Incoming U.S. Special Envoy to Advance the Human Rights of LGBTQI+ Persons, Jessica Stern, concluded her work as the Executive Director of OutRight Action International this week. She’s led the organization since September 2011.
Stern’s appointment was announced by the White House in late June. She will be the second person to hold the Special Envoy position, which has been unfulfilled since 2018. She will be a diplomat tasked “bring together like-minded governments, civil society organizations, corporations and international organizations to uphold dignity and equality for all,” according to the White House.
Stern wrote an article in recognition of her time at OutRight, published via Thomson Reuters Foundation News.

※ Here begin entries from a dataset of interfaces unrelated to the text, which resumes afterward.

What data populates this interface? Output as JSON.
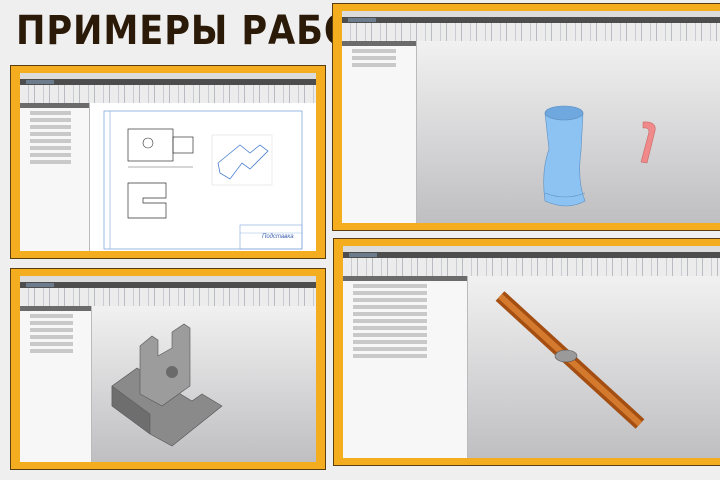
{
  "title": "ПРИМЕРЫ РАБОТ",
  "works": [
    {
      "type": "drawing",
      "stamp_title": "Подставка"
    },
    {
      "type": "3d-model-mug"
    },
    {
      "type": "3d-model-bracket"
    },
    {
      "type": "3d-assembly-pipe"
    }
  ],
  "colors": {
    "frame": "#f3ad1f",
    "title": "#2b1a08",
    "mug": "#8dc3f3",
    "handle": "#f08a8a",
    "pipe": "#c8641a"
  }
}
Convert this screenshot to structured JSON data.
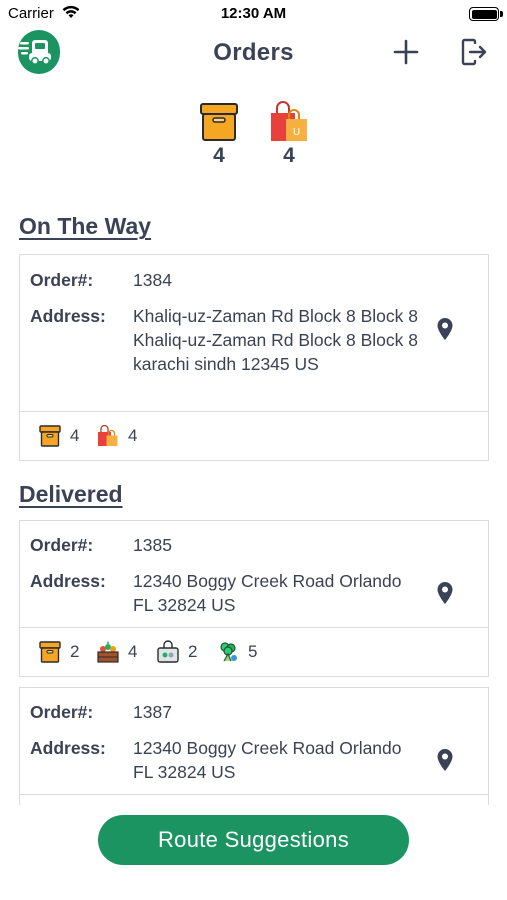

In the editorial, Stern writes “I’ve always prized precision in the global fight for lesbian, gay, bisexual, transgender, intersex and queer rights. I’m in awe of the global transformations I’ve witnessed, so I’m assessing what I’ve learned over years of activism.”
She says that from her perspective, international organizations “have shaped some of the most significant legal cases advancing the rights of LGBT+ people of the past 10 years.”
For this reason, “I believe that we should equally prioritize safety for LGBT+ people within the country someone considers home.”
“There are two fundamentals to achieving LGBT+ liberation: diverse strategies and strong LGBT+ organizations,” she continues. “If there was an easy, one-size-fits-all solution, homophobia and transphobia would be a historical note. They aren’t, which is why we must have diverse tools in our toolbox for the right time and place.”
She cites legal progress made for LGBTQ rights in countries such as Columbia, India, and Nigeria in different ways.
“My conclusion is that we must tailor strategies for achieving LGBT+ equality based on the independence of the courts, strength of the rule of law, influence of religious organizations, and relevance of national histories and cultural traditions. Singular methodologies don’t work on a global scale because each country’s struggle and opportunities are unique,” she writes.
Stern concludes, “Invest directly in the LGBT+ movement, and change will come.”
The Special Envoy position is under the Bureau of Democracy, Human Rights and Labor within the State Department. It was created by then-Secretary of State John Kerry in the Obama administration in 2015. Randy W. Berry was the first appointee with the title.
Berry was one of the few Obama-era high ranking officials to remain in the Trump administration that succeeded Obama’s in 2017, and the Trump State Department surprised many by keeping the office after going out of its way to vacate others, close them or leave them unfilled.
When Berry was appointed to his current position as the Ambassador to Nepal in November 2017, though, there was not a replacement made to his Special Envoy office until Biden took office and appointed Stern.
In addition to her decade of work at OutRight International, Stern also has experience supporting legal organizations and non-profits for LGBTQ organizations around the world, and often worked with different offices in the United Nations (UN).
“Every day I get an email from a new organization — maybe starting a film festival or an arts festival,” she told the Associated Press in July. “As long as LGBTQI civil society is strong, it’s only a matter of time before we see a change in attitudes and even in law and policy.”
Stern notes that while there’s work to do in the United States as the Equality Act has yet to become law, “There’s no country that has gotten this right. We all have work to do to ensure we are free from discrimination and violence.
“We’re all in this together.”